The program is available on FX, and joins other dark Disney-associated productions “Maleficent,” “Star vs. The Forces of Evil” and “The Owl House.” 1MM believes that their objections to The Owl House had some influence toward the planned discontinuation of the series.
A story in the Christian Post recently illustrated the danger of this kind of exposure for children. Jenn Nizza believed that she had a special gift to help people with spiritualist counselling. She “spent years doing readings and communicating with what she believed were the dead loved ones of her clients.”
Early in life, her family exposed her to discussions of paranormal activity. She had her first tarot card reading at the age of 13. About the same time, she remembers having dreams that essentially came true. This led to the belief that she had a special gift. She proceeded into numerology and astrology and started doing readings for friends and family, and later clients.
In the New Age scene, she truly believed that she was helping people. When a demon would come up impersonating a grandmother for one of her clients she shared in their tears of joy. She says she saw herself helping people as a “servant of righteousness,” but now realizes that it was a demonic masquerade.
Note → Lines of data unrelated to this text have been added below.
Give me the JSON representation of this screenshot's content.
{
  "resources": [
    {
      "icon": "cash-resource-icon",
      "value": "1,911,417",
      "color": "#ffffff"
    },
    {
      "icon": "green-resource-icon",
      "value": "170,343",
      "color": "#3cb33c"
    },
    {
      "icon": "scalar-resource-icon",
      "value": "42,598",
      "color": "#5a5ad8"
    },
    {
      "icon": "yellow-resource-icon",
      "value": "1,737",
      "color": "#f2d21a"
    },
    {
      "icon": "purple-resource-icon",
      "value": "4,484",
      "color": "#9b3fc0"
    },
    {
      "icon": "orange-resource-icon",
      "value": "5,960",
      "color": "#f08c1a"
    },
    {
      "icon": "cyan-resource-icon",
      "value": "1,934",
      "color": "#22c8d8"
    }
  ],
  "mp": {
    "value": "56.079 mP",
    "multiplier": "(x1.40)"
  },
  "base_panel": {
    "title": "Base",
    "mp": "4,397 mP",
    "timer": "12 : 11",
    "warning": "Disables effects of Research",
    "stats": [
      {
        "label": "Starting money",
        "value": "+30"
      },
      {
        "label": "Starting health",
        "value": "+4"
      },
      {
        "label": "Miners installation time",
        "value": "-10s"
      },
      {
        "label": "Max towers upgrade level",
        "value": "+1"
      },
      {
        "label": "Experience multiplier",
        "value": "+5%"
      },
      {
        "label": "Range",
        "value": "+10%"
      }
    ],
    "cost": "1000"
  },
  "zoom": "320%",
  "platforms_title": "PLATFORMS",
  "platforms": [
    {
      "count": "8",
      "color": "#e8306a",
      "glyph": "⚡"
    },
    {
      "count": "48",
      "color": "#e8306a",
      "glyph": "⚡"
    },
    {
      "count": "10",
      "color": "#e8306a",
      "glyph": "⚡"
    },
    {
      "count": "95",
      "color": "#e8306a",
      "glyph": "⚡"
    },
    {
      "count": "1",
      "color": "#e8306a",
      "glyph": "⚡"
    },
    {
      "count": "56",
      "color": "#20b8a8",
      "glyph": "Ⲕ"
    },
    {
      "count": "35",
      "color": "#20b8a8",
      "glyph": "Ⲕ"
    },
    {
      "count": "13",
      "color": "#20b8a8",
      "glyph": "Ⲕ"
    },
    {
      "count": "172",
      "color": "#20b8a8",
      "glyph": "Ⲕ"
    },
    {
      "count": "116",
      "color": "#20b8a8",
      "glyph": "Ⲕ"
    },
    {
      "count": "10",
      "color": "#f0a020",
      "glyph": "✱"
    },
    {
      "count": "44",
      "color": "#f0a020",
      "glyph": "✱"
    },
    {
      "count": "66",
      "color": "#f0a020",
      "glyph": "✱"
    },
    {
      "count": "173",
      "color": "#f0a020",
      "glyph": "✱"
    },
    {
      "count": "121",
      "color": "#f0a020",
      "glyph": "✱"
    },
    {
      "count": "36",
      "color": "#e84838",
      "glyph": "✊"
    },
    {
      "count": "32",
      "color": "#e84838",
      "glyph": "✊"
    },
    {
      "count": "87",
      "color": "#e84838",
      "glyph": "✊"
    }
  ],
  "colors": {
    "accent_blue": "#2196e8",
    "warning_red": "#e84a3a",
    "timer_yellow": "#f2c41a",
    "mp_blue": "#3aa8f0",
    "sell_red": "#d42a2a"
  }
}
As Nizza reached mid-life, rather than a fulfilled feeling of accomplishment, she began to experience depression and an eating disorder. “If you go down the wrong road — it just takes one tarot card reader on TikTok, one person in the new age, one ‘love and lighter’ [teacher] to tell you that you are gifted,” she said. “And you are going to go down the rabbit hole of destruction.”
Fortunately, along the way she had picked up the concept that Jesus was the answer to her torment. “When I was 36, I first cried out to Jesus,” she said. “I was at the lowest of the low, the lowest moments of my life —one of the darkest moments. … My soul, my spirit, knew to cry out to Jesus. I needed Him. …and He really did show up.”
Her story illustrates the heavy responsibility of parents to maintain a home atmosphere that does not encourage dabbling in the occult. Today, it is increasingly difficult with trusted companies like Disney blatantly dumping diabolical stories and images into our family rooms.
Seth Kirschner, creator of “Little Demon”, said, “We are going to keep going for it until we are told no.”
This makes it obvious there is really a demon behind that kind of determination. We need to register our “no” by refusing to allow such programming into our homes.
We can also counter it with wholesome literature that exposes the lies of the demons and replaces it with “instruction in righteousness.” Chick Publications has one tract, Bewitched, and a Crusaders Comic, Angel of Light, that carry a powerful antidote.